# About this exercise
Extract all lines that hold "number" from the records below.

# Data for this exercise
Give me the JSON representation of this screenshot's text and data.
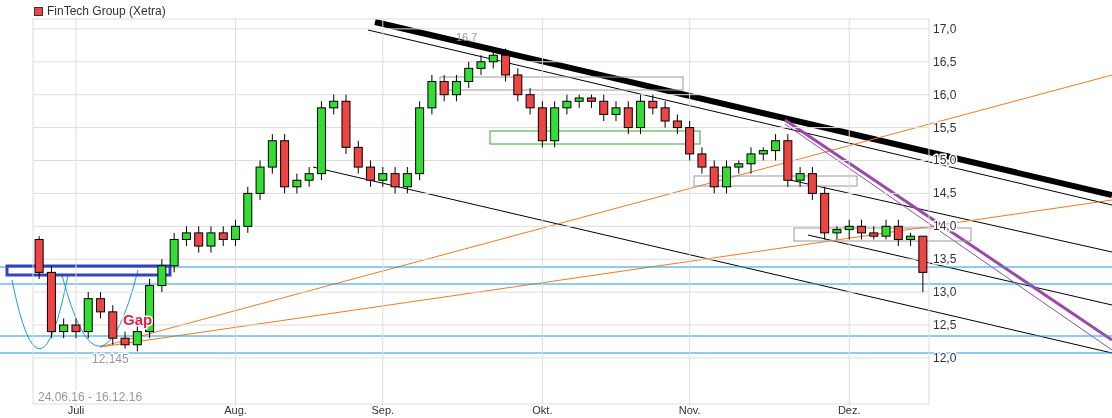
{
  "chart_data": {
    "type": "candlestick",
    "grid": true,
    "ylim": [
      11.3,
      17.15
    ],
    "yticks": [
      {
        "value": 12,
        "label": "12,0"
      },
      {
        "value": 12.5,
        "label": "12,5"
      },
      {
        "value": 13,
        "label": "13,0"
      },
      {
        "value": 13.5,
        "label": "13,5"
      },
      {
        "value": 14,
        "label": "14,0"
      },
      {
        "value": 14.5,
        "label": "14,5"
      },
      {
        "value": 15,
        "label": "15,0"
      },
      {
        "value": 15.5,
        "label": "15,5"
      },
      {
        "value": 16,
        "label": "16,0"
      },
      {
        "value": 16.5,
        "label": "16,5"
      },
      {
        "value": 17,
        "label": "17,0"
      }
    ],
    "categories": [
      null,
      null,
      null,
      "Juli",
      null,
      null,
      null,
      null,
      null,
      null,
      null,
      null,
      null,
      null,
      null,
      null,
      "Aug.",
      null,
      null,
      null,
      null,
      null,
      null,
      null,
      null,
      null,
      null,
      null,
      "Sep.",
      null,
      null,
      null,
      null,
      null,
      null,
      null,
      null,
      null,
      null,
      null,
      null,
      "Okt.",
      null,
      null,
      null,
      null,
      null,
      null,
      null,
      null,
      null,
      null,
      null,
      "Nov.",
      null,
      null,
      null,
      null,
      null,
      null,
      null,
      null,
      null,
      null,
      null,
      null,
      "Dez.",
      null,
      null,
      null,
      null,
      null,
      null
    ],
    "series": [
      {
        "name": "FinTech Group (Xetra)",
        "ohlc": [
          [
            13.8,
            13.85,
            13.2,
            13.3
          ],
          [
            13.3,
            13.4,
            12.3,
            12.4
          ],
          [
            12.4,
            12.6,
            12.3,
            12.5
          ],
          [
            12.5,
            12.6,
            12.3,
            12.4
          ],
          [
            12.4,
            13.0,
            12.3,
            12.9
          ],
          [
            12.9,
            13.0,
            12.6,
            12.7
          ],
          [
            12.7,
            12.8,
            12.2,
            12.3
          ],
          [
            12.3,
            12.4,
            12.145,
            12.2
          ],
          [
            12.2,
            12.5,
            12.1,
            12.4
          ],
          [
            12.4,
            13.2,
            12.3,
            13.1
          ],
          [
            13.1,
            13.5,
            13.0,
            13.4
          ],
          [
            13.4,
            13.9,
            13.3,
            13.8
          ],
          [
            13.8,
            14.0,
            13.7,
            13.9
          ],
          [
            13.9,
            14.0,
            13.6,
            13.7
          ],
          [
            13.7,
            14.0,
            13.6,
            13.9
          ],
          [
            13.9,
            14.0,
            13.7,
            13.8
          ],
          [
            13.8,
            14.1,
            13.7,
            14.0
          ],
          [
            14.0,
            14.6,
            13.9,
            14.5
          ],
          [
            14.5,
            15.0,
            14.4,
            14.9
          ],
          [
            14.9,
            15.4,
            14.8,
            15.3
          ],
          [
            15.3,
            15.4,
            14.5,
            14.6
          ],
          [
            14.6,
            14.8,
            14.5,
            14.7
          ],
          [
            14.7,
            14.9,
            14.6,
            14.8
          ],
          [
            14.8,
            15.9,
            14.7,
            15.8
          ],
          [
            15.8,
            16.0,
            15.7,
            15.9
          ],
          [
            15.9,
            16.0,
            15.1,
            15.2
          ],
          [
            15.2,
            15.3,
            14.8,
            14.9
          ],
          [
            14.9,
            15.0,
            14.6,
            14.7
          ],
          [
            14.7,
            14.9,
            14.6,
            14.8
          ],
          [
            14.8,
            14.9,
            14.5,
            14.6
          ],
          [
            14.6,
            14.9,
            14.5,
            14.8
          ],
          [
            14.8,
            15.9,
            14.7,
            15.8
          ],
          [
            15.8,
            16.3,
            15.7,
            16.2
          ],
          [
            16.2,
            16.3,
            15.9,
            16.0
          ],
          [
            16.0,
            16.3,
            15.9,
            16.2
          ],
          [
            16.2,
            16.5,
            16.1,
            16.4
          ],
          [
            16.4,
            16.6,
            16.3,
            16.5
          ],
          [
            16.5,
            16.7,
            16.4,
            16.6
          ],
          [
            16.6,
            16.7,
            16.2,
            16.3
          ],
          [
            16.3,
            16.4,
            15.9,
            16.0
          ],
          [
            16.0,
            16.1,
            15.7,
            15.8
          ],
          [
            15.8,
            15.9,
            15.2,
            15.3
          ],
          [
            15.3,
            15.9,
            15.2,
            15.8
          ],
          [
            15.8,
            16.0,
            15.7,
            15.9
          ],
          [
            15.9,
            16.0,
            15.8,
            15.95
          ],
          [
            15.95,
            16.0,
            15.8,
            15.9
          ],
          [
            15.9,
            16.0,
            15.6,
            15.7
          ],
          [
            15.7,
            15.9,
            15.6,
            15.8
          ],
          [
            15.8,
            15.9,
            15.4,
            15.5
          ],
          [
            15.5,
            16.0,
            15.4,
            15.9
          ],
          [
            15.9,
            16.0,
            15.7,
            15.8
          ],
          [
            15.8,
            15.9,
            15.5,
            15.6
          ],
          [
            15.6,
            15.7,
            15.4,
            15.5
          ],
          [
            15.5,
            15.6,
            15.0,
            15.1
          ],
          [
            15.1,
            15.2,
            14.8,
            14.9
          ],
          [
            14.9,
            15.0,
            14.5,
            14.6
          ],
          [
            14.6,
            15.0,
            14.5,
            14.9
          ],
          [
            14.9,
            15.0,
            14.8,
            14.95
          ],
          [
            14.95,
            15.2,
            14.8,
            15.1
          ],
          [
            15.1,
            15.2,
            15.0,
            15.15
          ],
          [
            15.15,
            15.4,
            15.0,
            15.3
          ],
          [
            15.3,
            15.4,
            14.6,
            14.7
          ],
          [
            14.7,
            14.9,
            14.6,
            14.8
          ],
          [
            14.8,
            14.9,
            14.4,
            14.5
          ],
          [
            14.5,
            14.6,
            13.8,
            13.9
          ],
          [
            13.9,
            14.0,
            13.8,
            13.95
          ],
          [
            13.95,
            14.1,
            13.8,
            14.0
          ],
          [
            14.0,
            14.1,
            13.8,
            13.9
          ],
          [
            13.9,
            14.0,
            13.8,
            13.85
          ],
          [
            13.85,
            14.1,
            13.8,
            14.0
          ],
          [
            14.0,
            14.1,
            13.7,
            13.8
          ],
          [
            13.8,
            13.9,
            13.7,
            13.85
          ],
          [
            13.85,
            13.85,
            13.0,
            13.3
          ]
        ]
      }
    ],
    "annotations": [
      {
        "text": "16,7"
      },
      {
        "text": "12,145"
      },
      {
        "text": "Gap"
      },
      {
        "text": "24.06.16 - 16.12.16"
      }
    ]
  }
}
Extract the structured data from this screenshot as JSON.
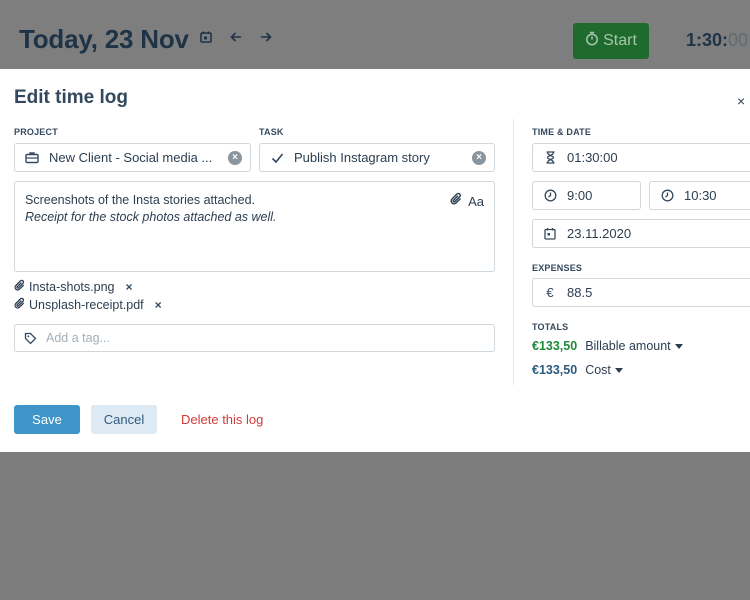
{
  "header": {
    "title": "Today, 23 Nov",
    "start_label": "Start",
    "timer_main": "1:30:",
    "timer_dim": "00"
  },
  "modal": {
    "title": "Edit time log",
    "close_label": "×"
  },
  "project": {
    "label": "PROJECT",
    "value": "New Client - Social media ..."
  },
  "task": {
    "label": "TASK",
    "value": "Publish Instagram story"
  },
  "notes": {
    "line1": "Screenshots of the Insta stories attached.",
    "line2": "Receipt for the stock photos attached as well.",
    "format_label": "Aa"
  },
  "attachments": [
    {
      "name": "Insta-shots.png",
      "remove": "×"
    },
    {
      "name": "Unsplash-receipt.pdf",
      "remove": "×"
    }
  ],
  "tags": {
    "placeholder": "Add a tag..."
  },
  "time_date": {
    "label": "TIME & DATE",
    "duration": "01:30:00",
    "start_time": "9:00",
    "end_time": "10:30",
    "date": "23.11.2020"
  },
  "expenses": {
    "label": "EXPENSES",
    "currency": "€",
    "value": "88.5"
  },
  "totals": {
    "label": "TOTALS",
    "billable_amount": "€133,50",
    "billable_label": "Billable amount",
    "cost_amount": "€133,50",
    "cost_label": "Cost"
  },
  "actions": {
    "save": "Save",
    "cancel": "Cancel",
    "delete": "Delete this log"
  },
  "colors": {
    "overlay": "#7d7d7d",
    "save_button": "#3f94c8",
    "cancel_button": "#dde9f3",
    "delete_text": "#d23b3b",
    "billable_green": "#1d8a3a",
    "cost_blue": "#2b5b7d",
    "start_button": "#1e6b2d"
  },
  "icons": {
    "project": "briefcase-icon",
    "task": "check-icon",
    "duration": "hourglass-icon",
    "start_time": "clock-icon",
    "end_time": "clock-icon",
    "date": "calendar-icon",
    "attachment": "paperclip-icon",
    "tag": "tag-icon"
  }
}
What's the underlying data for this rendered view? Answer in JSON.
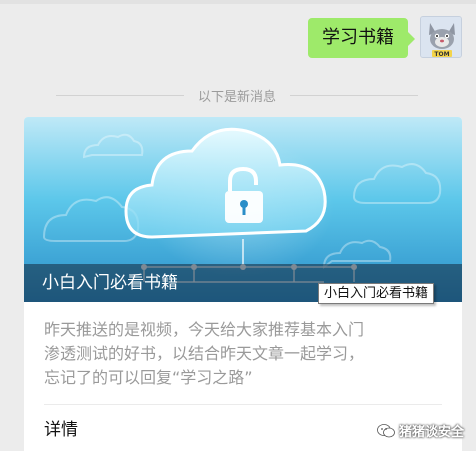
{
  "chat": {
    "outgoing_message": "学习书籍",
    "avatar_caption": "TOM",
    "new_messages_divider": "以下是新消息"
  },
  "article": {
    "cover_title": "小白入门必看书籍",
    "tooltip": "小白入门必看书籍",
    "digest_lines": [
      "昨天推送的是视频，今天给大家推荐基本入门",
      "渗透测试的好书，以结合昨天文章一起学习，",
      "忘记了的可以回复“学习之路”"
    ],
    "details_label": "详情"
  },
  "watermark": {
    "text": "猪猪谈安全",
    "icon": "wechat-icon"
  },
  "colors": {
    "chat_background": "#ececec",
    "outgoing_bubble": "#9eea6a",
    "digest_text": "#9a9a9a"
  }
}
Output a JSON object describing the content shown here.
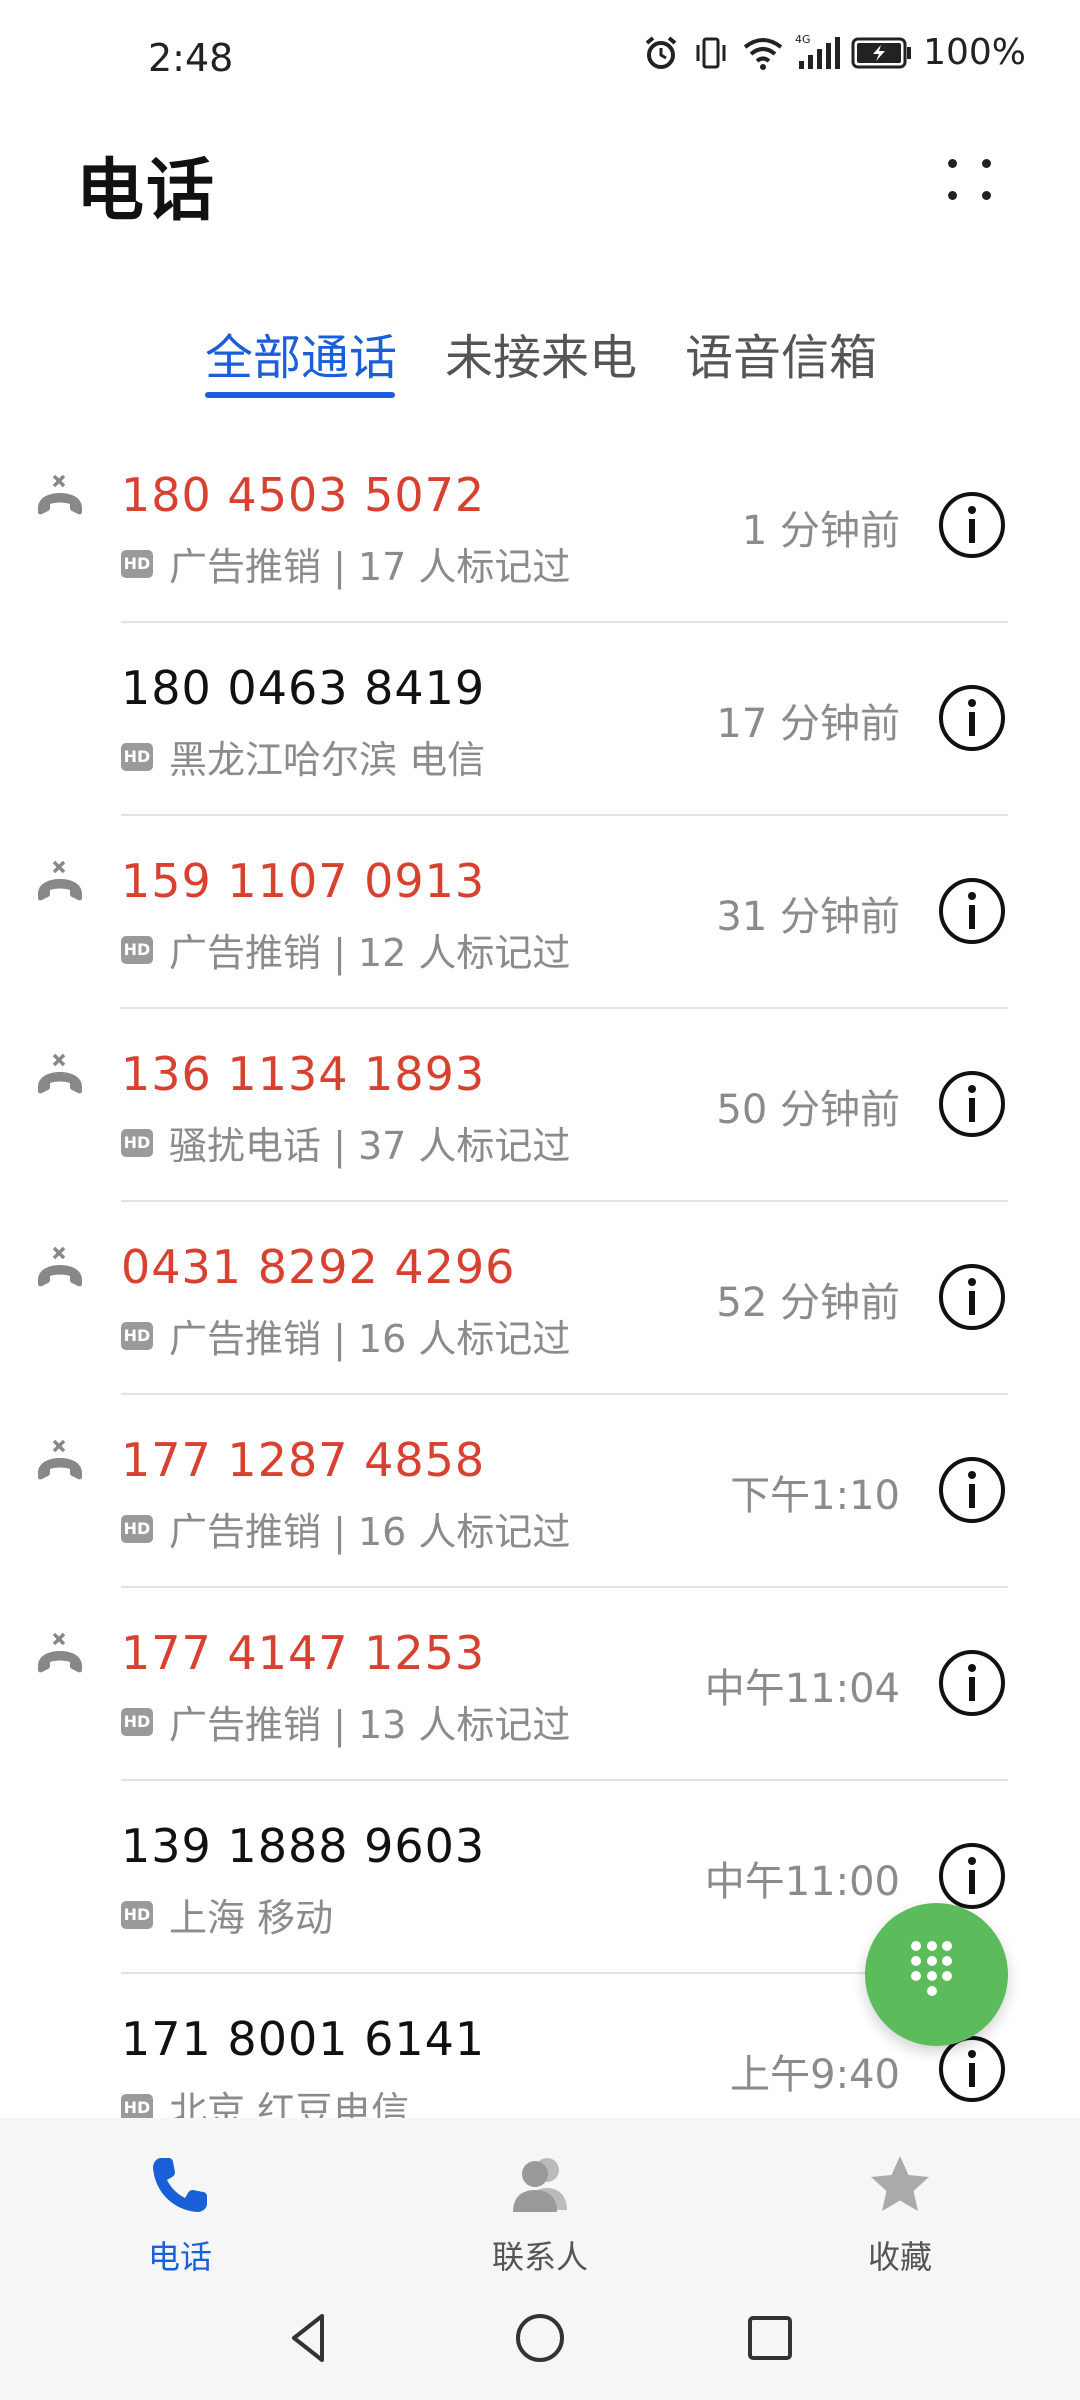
{
  "status_bar": {
    "time": "2:48",
    "battery_percent": "100%"
  },
  "header": {
    "title": "电话"
  },
  "tabs": [
    {
      "label": "全部通话",
      "active": true
    },
    {
      "label": "未接来电",
      "active": false
    },
    {
      "label": "语音信箱",
      "active": false
    }
  ],
  "badge_text": "HD",
  "calls": [
    {
      "number": "180 4503 5072",
      "detail": "广告推销 | 17 人标记过",
      "time": "1 分钟前",
      "missed": true
    },
    {
      "number": "180 0463 8419",
      "detail": "黑龙江哈尔滨 电信",
      "time": "17 分钟前",
      "missed": false
    },
    {
      "number": "159 1107 0913",
      "detail": "广告推销 | 12 人标记过",
      "time": "31 分钟前",
      "missed": true
    },
    {
      "number": "136 1134 1893",
      "detail": "骚扰电话 | 37 人标记过",
      "time": "50 分钟前",
      "missed": true
    },
    {
      "number": "0431 8292 4296",
      "detail": "广告推销 | 16 人标记过",
      "time": "52 分钟前",
      "missed": true
    },
    {
      "number": "177 1287 4858",
      "detail": "广告推销 | 16 人标记过",
      "time": "下午1:10",
      "missed": true
    },
    {
      "number": "177 4147 1253",
      "detail": "广告推销 | 13 人标记过",
      "time": "中午11:04",
      "missed": true
    },
    {
      "number": "139 1888 9603",
      "detail": "上海 移动",
      "time": "中午11:00",
      "missed": false
    },
    {
      "number": "171 8001 6141",
      "detail": "北京 红豆电信",
      "time": "上午9:40",
      "missed": false
    }
  ],
  "bottom_nav": [
    {
      "label": "电话",
      "icon": "phone-icon",
      "active": true
    },
    {
      "label": "联系人",
      "icon": "contacts-icon",
      "active": false
    },
    {
      "label": "收藏",
      "icon": "star-icon",
      "active": false
    }
  ],
  "colors": {
    "accent": "#1a5fd8",
    "missed": "#d8402f",
    "fab": "#5cbc5b"
  }
}
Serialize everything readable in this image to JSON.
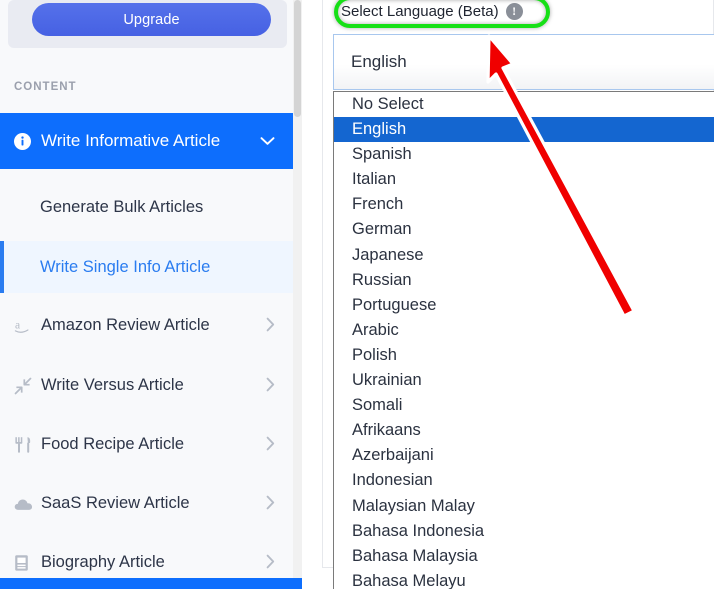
{
  "sidebar": {
    "upgrade_label": "Upgrade",
    "section_label": "CONTENT",
    "active_item": {
      "label": "Write Informative Article",
      "icon": "info-circle-icon",
      "chevron": "⌄"
    },
    "sub_items": [
      {
        "label": "Generate Bulk Articles",
        "active": false
      },
      {
        "label": "Write Single Info Article",
        "active": true
      }
    ],
    "items": [
      {
        "label": "Amazon Review Article",
        "icon": "amazon-a-icon",
        "glyph": "a",
        "chevron": "›"
      },
      {
        "label": "Write Versus Article",
        "icon": "compress-arrows-icon",
        "glyph": "⤢",
        "chevron": "›"
      },
      {
        "label": "Food Recipe Article",
        "icon": "utensils-icon",
        "glyph": "🍴",
        "chevron": "›"
      },
      {
        "label": "SaaS Review Article",
        "icon": "cloud-icon",
        "glyph": "☁",
        "chevron": "›"
      },
      {
        "label": "Biography Article",
        "icon": "book-icon",
        "glyph": "📕",
        "chevron": "›"
      }
    ]
  },
  "main": {
    "field_label": "Select Language (Beta)",
    "info_icon_glyph": "!",
    "selected_value": "English",
    "options": [
      "No Select",
      "English",
      "Spanish",
      "Italian",
      "French",
      "German",
      "Japanese",
      "Russian",
      "Portuguese",
      "Arabic",
      "Polish",
      "Ukrainian",
      "Somali",
      "Afrikaans",
      "Azerbaijani",
      "Indonesian",
      "Malaysian Malay",
      "Bahasa Indonesia",
      "Bahasa Malaysia",
      "Bahasa Melayu"
    ],
    "selected_index": 1
  },
  "annotations": {
    "highlight_color": "#16e016",
    "arrow_color": "#f00000",
    "accent_blue": "#0d6efd",
    "selection_blue": "#1466d0",
    "upgrade_blue": "#4661e3"
  }
}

# Solved exercise
      "number": "180 4503 5072",
      "number": "180 0463 8419",
      "number": "159 1107 0913",
      "number": "136 1134 1893",
      "number": "0431 8292 4296",
      "number": "177 1287 4858",
      "number": "177 4147 1253",
      "number": "139 1888 9603",
      "number": "171 8001 6141",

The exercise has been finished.